How has investor appetite in 3D printing evolved throughout the years? In this blog post we examine the total investments by year into this sector to help answer that question. The graph below shows the total number of investors in all deals stacked by quarters.
As the graphic demonstrates, investor activity in 3D printing has been generally shrinking in recent years. The 5-Year CAGR of 3D printing investor activity from 2013 to 2018 is -3%. In addition, the sector has seen a total of 29 investors in all deals through Q2 of this year. This represents 40% of the total investor activity in 2018, and 64% of the investor activity through Q2 in 2018. Taking all these data points together, we can see that investor appetite for 3D printing deals has been on an overall decline in recent years.
For this quarter’s funding analysis, let’s examine how average funding in the 3D printing sector is evolving.
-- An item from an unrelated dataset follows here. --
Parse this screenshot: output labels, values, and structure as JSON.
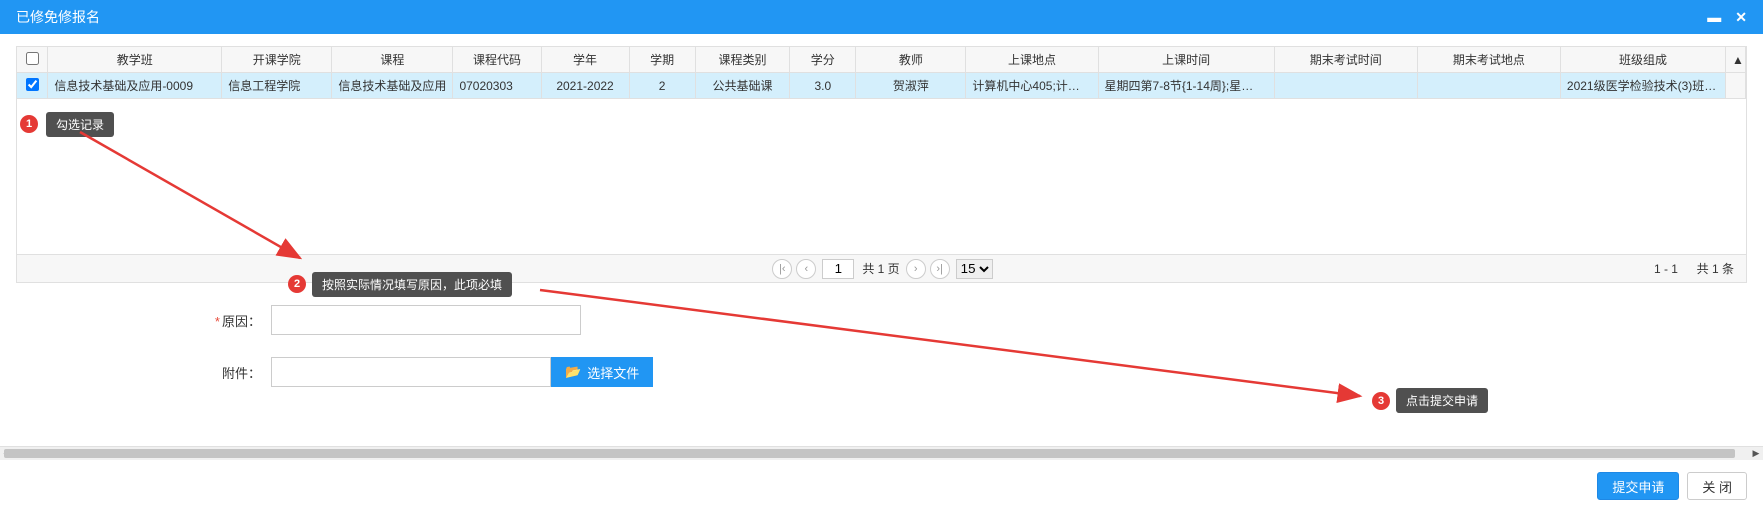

The graphic below shows the 3D printing average funding across all deals over time by quarter.
As the graphic demonstrates, 3D printing average funding deal size in Q1 2019 was at $48M, which increased by 171% from the $18M in the same quarter last year. The average funding deal size has experienced skyrocketing growth, with the average funding last quarter a whopping 21 times larger than it was 5 years ago. The top three funding events in Q1 2019 include a $160M round into Desktop Metal, an $82M round into Markforged, and a $33M round into Fictiv.
The 3D printing industry has seen 412 investors and $3B total all time funding. Let’s analyze which 3D printing categories have the most number of investors actively financing the startups. The graphic below highlights 3D printing categories based on the number of investors in each category.
As the graphic demonstrates, 3D Printer Manufacturers has the highest number of investors at 149, with 3D Printing Applications following behind at 132. 3D Printer Manufacturer companies manufacture 3D printers and the accompanying hardware, such as injection heads. 3D Printing Application companies highlight specific use cases and advantages of 3D printing, such as mass customization. In addition, the average number of investors across all 3D printing categories is 64.
This blog post examines the different components of the 3D printing ecosystem. We will illustrate what the categories of innovation are and which categories have the most companies. We will also compare the categories in terms of their funding and maturity.
3D Printer Manufacturers Is The Largest 3D Printing Category
Let’s start off by looking at the Sector Map. We have classified 387 3D printing startups into 9 categories. They have raised $3B from 412 investors. The Sector Map highlights the number of companies in each category. It also shows a random sampling of companies in each category.
We see that 3D Printer Manufacturers is the largest category with 119 companies. These companies manufacture 3D printers and the accompanying hardware, such as injection heads. Some example companies include Carbon, Desktop Metal, 3D Systems, and Markforged.
Let’s now look at our Innovation Quadrant to find out the funding and maturity of these categories in relation to one another.
The Pioneers Quadrant Has the Most 3D Printing Categories
Our Innovation Quadrant divides the 3D printing categories into four different quadrants.
We see that the Pioneers quadrant has the most number of 3D printing categories at 5, accounting for 56% of all 3D printing categories. The 3D Scanners category has the highest average age and the highest average funding. On the other hand, the 3D Printing Networks and 3D Printing Marketplaces categories are low on both average funding and age.